SUPPLIED MATERIAL
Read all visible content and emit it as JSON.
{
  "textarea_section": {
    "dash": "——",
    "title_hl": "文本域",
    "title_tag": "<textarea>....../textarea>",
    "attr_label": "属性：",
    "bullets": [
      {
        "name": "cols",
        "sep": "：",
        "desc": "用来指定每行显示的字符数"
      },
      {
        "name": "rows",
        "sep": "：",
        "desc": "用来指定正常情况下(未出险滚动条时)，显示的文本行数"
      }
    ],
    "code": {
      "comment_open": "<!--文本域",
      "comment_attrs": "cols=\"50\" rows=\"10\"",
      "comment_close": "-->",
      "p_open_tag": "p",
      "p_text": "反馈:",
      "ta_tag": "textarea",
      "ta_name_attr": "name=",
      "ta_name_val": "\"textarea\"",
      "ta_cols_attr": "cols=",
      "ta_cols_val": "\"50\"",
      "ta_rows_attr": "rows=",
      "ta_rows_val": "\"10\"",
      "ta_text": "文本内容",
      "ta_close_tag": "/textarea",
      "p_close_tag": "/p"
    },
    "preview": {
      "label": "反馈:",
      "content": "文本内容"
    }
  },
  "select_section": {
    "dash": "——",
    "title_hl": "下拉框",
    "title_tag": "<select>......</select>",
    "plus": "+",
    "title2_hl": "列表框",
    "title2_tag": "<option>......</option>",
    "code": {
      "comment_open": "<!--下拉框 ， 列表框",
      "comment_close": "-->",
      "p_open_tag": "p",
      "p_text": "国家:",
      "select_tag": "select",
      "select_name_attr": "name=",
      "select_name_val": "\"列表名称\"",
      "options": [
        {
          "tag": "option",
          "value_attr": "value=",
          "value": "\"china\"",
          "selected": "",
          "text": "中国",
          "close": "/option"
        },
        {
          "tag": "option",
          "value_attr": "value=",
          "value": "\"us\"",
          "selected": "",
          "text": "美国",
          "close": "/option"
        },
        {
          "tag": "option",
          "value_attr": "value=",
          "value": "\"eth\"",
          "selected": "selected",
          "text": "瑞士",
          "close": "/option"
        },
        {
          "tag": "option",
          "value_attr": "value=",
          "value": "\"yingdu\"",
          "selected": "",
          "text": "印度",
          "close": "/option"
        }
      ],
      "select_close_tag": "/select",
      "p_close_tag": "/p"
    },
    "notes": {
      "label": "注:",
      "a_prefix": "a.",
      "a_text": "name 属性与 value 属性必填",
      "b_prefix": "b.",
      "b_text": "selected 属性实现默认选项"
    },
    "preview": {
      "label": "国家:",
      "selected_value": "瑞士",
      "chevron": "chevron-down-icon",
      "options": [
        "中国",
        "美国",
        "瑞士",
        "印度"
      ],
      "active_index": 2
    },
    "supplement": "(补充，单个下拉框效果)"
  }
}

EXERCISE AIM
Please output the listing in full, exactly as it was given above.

EXPECTED OUTPUT
Read all visible content and emit it as JSON.
{
  "textarea_section": {
    "dash": "——",
    "title_hl": "文本域",
    "title_tag": "<textarea>....../textarea>",
    "attr_label": "属性：",
    "bullets": [
      {
        "name": "cols",
        "sep": "：",
        "desc": "用来指定每行显示的字符数"
      },
      {
        "name": "rows",
        "sep": "：",
        "desc": "用来指定正常情况下(未出险滚动条时)，显示的文本行数"
      }
    ],
    "code": {
      "comment_open": "<!--文本域",
      "comment_attrs": "cols=\"50\" rows=\"10\"",
      "comment_close": "-->",
      "p_open_tag": "p",
      "p_text": "反馈:",
      "ta_tag": "textarea",
      "ta_name_attr": "name=",
      "ta_name_val": "\"textarea\"",
      "ta_cols_attr": "cols=",
      "ta_cols_val": "\"50\"",
      "ta_rows_attr": "rows=",
      "ta_rows_val": "\"10\"",
      "ta_text": "文本内容",
      "ta_close_tag": "/textarea",
      "p_close_tag": "/p"
    },
    "preview": {
      "label": "反馈:",
      "content": "文本内容"
    }
  },
  "select_section": {
    "dash": "——",
    "title_hl": "下拉框",
    "title_tag": "<select>......</select>",
    "plus": "+",
    "title2_hl": "列表框",
    "title2_tag": "<option>......</option>",
    "code": {
      "comment_open": "<!--下拉框 ， 列表框",
      "comment_close": "-->",
      "p_open_tag": "p",
      "p_text": "国家:",
      "select_tag": "select",
      "select_name_attr": "name=",
      "select_name_val": "\"列表名称\"",
      "options": [
        {
          "tag": "option",
          "value_attr": "value=",
          "value": "\"china\"",
          "selected": "",
          "text": "中国",
          "close": "/option"
        },
        {
          "tag": "option",
          "value_attr": "value=",
          "value": "\"us\"",
          "selected": "",
          "text": "美国",
          "close": "/option"
        },
        {
          "tag": "option",
          "value_attr": "value=",
          "value": "\"eth\"",
          "selected": "selected",
          "text": "瑞士",
          "close": "/option"
        },
        {
          "tag": "option",
          "value_attr": "value=",
          "value": "\"yingdu\"",
          "selected": "",
          "text": "印度",
          "close": "/option"
        }
      ],
      "select_close_tag": "/select",
      "p_close_tag": "/p"
    },
    "notes": {
      "label": "注:",
      "a_prefix": "a.",
      "a_text": "name 属性与 value 属性必填",
      "b_prefix": "b.",
      "b_text": "selected 属性实现默认选项"
    },
    "preview": {
      "label": "国家:",
      "selected_value": "瑞士",
      "chevron": "chevron-down-icon",
      "options": [
        "中国",
        "美国",
        "瑞士",
        "印度"
      ],
      "active_index": 2
    },
    "supplement": "(补充，单个下拉框效果)"
  }
}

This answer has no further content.